*Records to process*:

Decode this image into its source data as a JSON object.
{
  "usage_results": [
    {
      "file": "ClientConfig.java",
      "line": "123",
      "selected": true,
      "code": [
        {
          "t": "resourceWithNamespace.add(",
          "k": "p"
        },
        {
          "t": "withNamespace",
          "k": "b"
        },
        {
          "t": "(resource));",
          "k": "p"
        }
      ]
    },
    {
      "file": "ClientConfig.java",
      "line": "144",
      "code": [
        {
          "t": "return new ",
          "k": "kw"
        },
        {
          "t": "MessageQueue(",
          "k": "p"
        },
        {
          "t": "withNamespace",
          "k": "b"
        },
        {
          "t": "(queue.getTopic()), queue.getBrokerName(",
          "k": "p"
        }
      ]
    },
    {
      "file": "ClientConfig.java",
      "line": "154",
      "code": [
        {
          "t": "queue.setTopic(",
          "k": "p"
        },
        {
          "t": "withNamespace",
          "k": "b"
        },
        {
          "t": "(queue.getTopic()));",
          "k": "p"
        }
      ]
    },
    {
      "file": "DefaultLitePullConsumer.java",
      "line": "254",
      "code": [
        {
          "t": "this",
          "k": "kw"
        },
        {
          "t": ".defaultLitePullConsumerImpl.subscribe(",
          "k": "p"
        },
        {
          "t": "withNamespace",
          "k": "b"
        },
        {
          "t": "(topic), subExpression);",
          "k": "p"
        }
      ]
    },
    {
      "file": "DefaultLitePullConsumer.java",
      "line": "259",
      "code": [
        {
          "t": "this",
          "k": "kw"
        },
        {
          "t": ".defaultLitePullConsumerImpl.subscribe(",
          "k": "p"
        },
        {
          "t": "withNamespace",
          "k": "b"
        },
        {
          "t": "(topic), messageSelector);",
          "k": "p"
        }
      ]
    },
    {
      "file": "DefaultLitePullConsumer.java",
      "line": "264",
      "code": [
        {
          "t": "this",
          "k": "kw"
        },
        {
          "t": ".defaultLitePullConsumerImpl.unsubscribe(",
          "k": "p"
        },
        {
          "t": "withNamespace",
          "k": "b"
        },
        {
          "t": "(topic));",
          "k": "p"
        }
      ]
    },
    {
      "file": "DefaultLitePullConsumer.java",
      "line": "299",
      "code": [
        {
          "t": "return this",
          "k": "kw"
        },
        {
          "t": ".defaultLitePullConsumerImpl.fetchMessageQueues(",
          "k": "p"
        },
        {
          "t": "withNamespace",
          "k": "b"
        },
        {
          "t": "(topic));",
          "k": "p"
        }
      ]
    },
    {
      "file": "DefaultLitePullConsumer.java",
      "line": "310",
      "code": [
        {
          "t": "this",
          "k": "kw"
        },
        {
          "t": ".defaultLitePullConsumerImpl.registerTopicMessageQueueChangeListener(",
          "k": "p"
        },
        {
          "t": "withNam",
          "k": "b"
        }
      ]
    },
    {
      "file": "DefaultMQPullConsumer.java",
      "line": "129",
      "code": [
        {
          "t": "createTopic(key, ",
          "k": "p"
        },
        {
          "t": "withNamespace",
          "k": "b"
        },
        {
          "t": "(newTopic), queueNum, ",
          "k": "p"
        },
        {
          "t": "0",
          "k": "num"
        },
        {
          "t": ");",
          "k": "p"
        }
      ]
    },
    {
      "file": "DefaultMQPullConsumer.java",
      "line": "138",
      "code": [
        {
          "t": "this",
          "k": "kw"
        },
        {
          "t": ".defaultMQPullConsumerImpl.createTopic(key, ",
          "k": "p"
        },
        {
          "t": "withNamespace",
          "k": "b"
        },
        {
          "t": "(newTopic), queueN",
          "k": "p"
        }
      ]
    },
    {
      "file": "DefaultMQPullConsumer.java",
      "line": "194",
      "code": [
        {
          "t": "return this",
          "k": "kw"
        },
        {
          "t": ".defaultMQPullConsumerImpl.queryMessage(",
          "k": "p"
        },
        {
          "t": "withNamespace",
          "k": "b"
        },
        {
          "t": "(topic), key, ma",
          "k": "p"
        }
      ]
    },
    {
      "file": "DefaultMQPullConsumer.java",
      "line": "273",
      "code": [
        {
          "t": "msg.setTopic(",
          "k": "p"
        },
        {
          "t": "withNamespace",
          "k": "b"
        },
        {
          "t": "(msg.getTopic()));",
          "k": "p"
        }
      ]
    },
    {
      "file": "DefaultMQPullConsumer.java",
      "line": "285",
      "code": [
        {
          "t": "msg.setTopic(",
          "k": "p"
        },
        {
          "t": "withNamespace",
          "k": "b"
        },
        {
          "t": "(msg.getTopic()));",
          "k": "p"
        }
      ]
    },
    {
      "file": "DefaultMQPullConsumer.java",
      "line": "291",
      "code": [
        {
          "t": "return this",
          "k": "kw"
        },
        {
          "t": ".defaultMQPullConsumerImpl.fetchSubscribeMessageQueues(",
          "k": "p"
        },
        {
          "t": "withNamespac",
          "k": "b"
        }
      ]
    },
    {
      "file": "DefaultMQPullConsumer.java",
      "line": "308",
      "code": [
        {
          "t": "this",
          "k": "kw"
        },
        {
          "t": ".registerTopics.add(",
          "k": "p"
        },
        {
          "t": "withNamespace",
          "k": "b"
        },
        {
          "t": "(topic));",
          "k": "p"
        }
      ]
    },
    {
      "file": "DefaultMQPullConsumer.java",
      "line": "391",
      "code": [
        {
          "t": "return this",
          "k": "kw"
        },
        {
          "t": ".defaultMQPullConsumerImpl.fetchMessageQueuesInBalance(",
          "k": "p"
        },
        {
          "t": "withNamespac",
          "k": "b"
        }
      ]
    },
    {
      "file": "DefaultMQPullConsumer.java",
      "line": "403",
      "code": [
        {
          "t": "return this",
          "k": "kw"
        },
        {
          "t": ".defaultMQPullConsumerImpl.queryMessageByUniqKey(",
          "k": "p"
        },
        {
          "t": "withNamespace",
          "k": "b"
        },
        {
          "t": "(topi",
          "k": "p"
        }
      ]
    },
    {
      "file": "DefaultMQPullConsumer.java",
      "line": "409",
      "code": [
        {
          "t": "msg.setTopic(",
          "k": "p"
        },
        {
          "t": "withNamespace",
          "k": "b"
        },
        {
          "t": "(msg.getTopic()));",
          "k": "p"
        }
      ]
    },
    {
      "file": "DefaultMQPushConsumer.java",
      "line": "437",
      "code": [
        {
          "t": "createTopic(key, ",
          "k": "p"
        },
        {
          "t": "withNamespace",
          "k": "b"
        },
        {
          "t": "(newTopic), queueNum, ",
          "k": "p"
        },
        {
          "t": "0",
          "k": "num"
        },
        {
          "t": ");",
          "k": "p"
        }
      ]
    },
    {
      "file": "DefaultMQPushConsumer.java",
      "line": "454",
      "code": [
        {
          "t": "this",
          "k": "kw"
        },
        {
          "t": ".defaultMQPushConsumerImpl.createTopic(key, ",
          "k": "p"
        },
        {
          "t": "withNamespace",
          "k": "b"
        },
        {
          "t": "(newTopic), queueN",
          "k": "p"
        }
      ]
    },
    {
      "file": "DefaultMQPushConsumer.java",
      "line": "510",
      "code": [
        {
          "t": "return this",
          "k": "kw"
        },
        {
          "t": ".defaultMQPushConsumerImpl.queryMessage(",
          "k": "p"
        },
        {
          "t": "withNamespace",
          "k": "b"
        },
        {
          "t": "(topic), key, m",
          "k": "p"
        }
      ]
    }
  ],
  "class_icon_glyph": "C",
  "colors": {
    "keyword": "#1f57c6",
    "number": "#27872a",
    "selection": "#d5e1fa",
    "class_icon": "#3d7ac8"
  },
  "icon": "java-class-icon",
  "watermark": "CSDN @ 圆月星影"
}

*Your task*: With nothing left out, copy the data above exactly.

*Task result*:
Decode this image into its source data as a JSON object.
{
  "usage_results": [
    {
      "file": "ClientConfig.java",
      "line": "123",
      "selected": true,
      "code": [
        {
          "t": "resourceWithNamespace.add(",
          "k": "p"
        },
        {
          "t": "withNamespace",
          "k": "b"
        },
        {
          "t": "(resource));",
          "k": "p"
        }
      ]
    },
    {
      "file": "ClientConfig.java",
      "line": "144",
      "code": [
        {
          "t": "return new ",
          "k": "kw"
        },
        {
          "t": "MessageQueue(",
          "k": "p"
        },
        {
          "t": "withNamespace",
          "k": "b"
        },
        {
          "t": "(queue.getTopic()), queue.getBrokerName(",
          "k": "p"
        }
      ]
    },
    {
      "file": "ClientConfig.java",
      "line": "154",
      "code": [
        {
          "t": "queue.setTopic(",
          "k": "p"
        },
        {
          "t": "withNamespace",
          "k": "b"
        },
        {
          "t": "(queue.getTopic()));",
          "k": "p"
        }
      ]
    },
    {
      "file": "DefaultLitePullConsumer.java",
      "line": "254",
      "code": [
        {
          "t": "this",
          "k": "kw"
        },
        {
          "t": ".defaultLitePullConsumerImpl.subscribe(",
          "k": "p"
        },
        {
          "t": "withNamespace",
          "k": "b"
        },
        {
          "t": "(topic), subExpression);",
          "k": "p"
        }
      ]
    },
    {
      "file": "DefaultLitePullConsumer.java",
      "line": "259",
      "code": [
        {
          "t": "this",
          "k": "kw"
        },
        {
          "t": ".defaultLitePullConsumerImpl.subscribe(",
          "k": "p"
        },
        {
          "t": "withNamespace",
          "k": "b"
        },
        {
          "t": "(topic), messageSelector);",
          "k": "p"
        }
      ]
    },
    {
      "file": "DefaultLitePullConsumer.java",
      "line": "264",
      "code": [
        {
          "t": "this",
          "k": "kw"
        },
        {
          "t": ".defaultLitePullConsumerImpl.unsubscribe(",
          "k": "p"
        },
        {
          "t": "withNamespace",
          "k": "b"
        },
        {
          "t": "(topic));",
          "k": "p"
        }
      ]
    },
    {
      "file": "DefaultLitePullConsumer.java",
      "line": "299",
      "code": [
        {
          "t": "return this",
          "k": "kw"
        },
        {
          "t": ".defaultLitePullConsumerImpl.fetchMessageQueues(",
          "k": "p"
        },
        {
          "t": "withNamespace",
          "k": "b"
        },
        {
          "t": "(topic));",
          "k": "p"
        }
      ]
    },
    {
      "file": "DefaultLitePullConsumer.java",
      "line": "310",
      "code": [
        {
          "t": "this",
          "k": "kw"
        },
        {
          "t": ".defaultLitePullConsumerImpl.registerTopicMessageQueueChangeListener(",
          "k": "p"
        },
        {
          "t": "withNam",
          "k": "b"
        }
      ]
    },
    {
      "file": "DefaultMQPullConsumer.java",
      "line": "129",
      "code": [
        {
          "t": "createTopic(key, ",
          "k": "p"
        },
        {
          "t": "withNamespace",
          "k": "b"
        },
        {
          "t": "(newTopic), queueNum, ",
          "k": "p"
        },
        {
          "t": "0",
          "k": "num"
        },
        {
          "t": ");",
          "k": "p"
        }
      ]
    },
    {
      "file": "DefaultMQPullConsumer.java",
      "line": "138",
      "code": [
        {
          "t": "this",
          "k": "kw"
        },
        {
          "t": ".defaultMQPullConsumerImpl.createTopic(key, ",
          "k": "p"
        },
        {
          "t": "withNamespace",
          "k": "b"
        },
        {
          "t": "(newTopic), queueN",
          "k": "p"
        }
      ]
    },
    {
      "file": "DefaultMQPullConsumer.java",
      "line": "194",
      "code": [
        {
          "t": "return this",
          "k": "kw"
        },
        {
          "t": ".defaultMQPullConsumerImpl.queryMessage(",
          "k": "p"
        },
        {
          "t": "withNamespace",
          "k": "b"
        },
        {
          "t": "(topic), key, ma",
          "k": "p"
        }
      ]
    },
    {
      "file": "DefaultMQPullConsumer.java",
      "line": "273",
      "code": [
        {
          "t": "msg.setTopic(",
          "k": "p"
        },
        {
          "t": "withNamespace",
          "k": "b"
        },
        {
          "t": "(msg.getTopic()));",
          "k": "p"
        }
      ]
    },
    {
      "file": "DefaultMQPullConsumer.java",
      "line": "285",
      "code": [
        {
          "t": "msg.setTopic(",
          "k": "p"
        },
        {
          "t": "withNamespace",
          "k": "b"
        },
        {
          "t": "(msg.getTopic()));",
          "k": "p"
        }
      ]
    },
    {
      "file": "DefaultMQPullConsumer.java",
      "line": "291",
      "code": [
        {
          "t": "return this",
          "k": "kw"
        },
        {
          "t": ".defaultMQPullConsumerImpl.fetchSubscribeMessageQueues(",
          "k": "p"
        },
        {
          "t": "withNamespac",
          "k": "b"
        }
      ]
    },
    {
      "file": "DefaultMQPullConsumer.java",
      "line": "308",
      "code": [
        {
          "t": "this",
          "k": "kw"
        },
        {
          "t": ".registerTopics.add(",
          "k": "p"
        },
        {
          "t": "withNamespace",
          "k": "b"
        },
        {
          "t": "(topic));",
          "k": "p"
        }
      ]
    },
    {
      "file": "DefaultMQPullConsumer.java",
      "line": "391",
      "code": [
        {
          "t": "return this",
          "k": "kw"
        },
        {
          "t": ".defaultMQPullConsumerImpl.fetchMessageQueuesInBalance(",
          "k": "p"
        },
        {
          "t": "withNamespac",
          "k": "b"
        }
      ]
    },
    {
      "file": "DefaultMQPullConsumer.java",
      "line": "403",
      "code": [
        {
          "t": "return this",
          "k": "kw"
        },
        {
          "t": ".defaultMQPullConsumerImpl.queryMessageByUniqKey(",
          "k": "p"
        },
        {
          "t": "withNamespace",
          "k": "b"
        },
        {
          "t": "(topi",
          "k": "p"
        }
      ]
    },
    {
      "file": "DefaultMQPullConsumer.java",
      "line": "409",
      "code": [
        {
          "t": "msg.setTopic(",
          "k": "p"
        },
        {
          "t": "withNamespace",
          "k": "b"
        },
        {
          "t": "(msg.getTopic()));",
          "k": "p"
        }
      ]
    },
    {
      "file": "DefaultMQPushConsumer.java",
      "line": "437",
      "code": [
        {
          "t": "createTopic(key, ",
          "k": "p"
        },
        {
          "t": "withNamespace",
          "k": "b"
        },
        {
          "t": "(newTopic), queueNum, ",
          "k": "p"
        },
        {
          "t": "0",
          "k": "num"
        },
        {
          "t": ");",
          "k": "p"
        }
      ]
    },
    {
      "file": "DefaultMQPushConsumer.java",
      "line": "454",
      "code": [
        {
          "t": "this",
          "k": "kw"
        },
        {
          "t": ".defaultMQPushConsumerImpl.createTopic(key, ",
          "k": "p"
        },
        {
          "t": "withNamespace",
          "k": "b"
        },
        {
          "t": "(newTopic), queueN",
          "k": "p"
        }
      ]
    },
    {
      "file": "DefaultMQPushConsumer.java",
      "line": "510",
      "code": [
        {
          "t": "return this",
          "k": "kw"
        },
        {
          "t": ".defaultMQPushConsumerImpl.queryMessage(",
          "k": "p"
        },
        {
          "t": "withNamespace",
          "k": "b"
        },
        {
          "t": "(topic), key, m",
          "k": "p"
        }
      ]
    }
  ],
  "class_icon_glyph": "C",
  "colors": {
    "keyword": "#1f57c6",
    "number": "#27872a",
    "selection": "#d5e1fa",
    "class_icon": "#3d7ac8"
  },
  "icon": "java-class-icon",
  "watermark": "CSDN @ 圆月星影"
}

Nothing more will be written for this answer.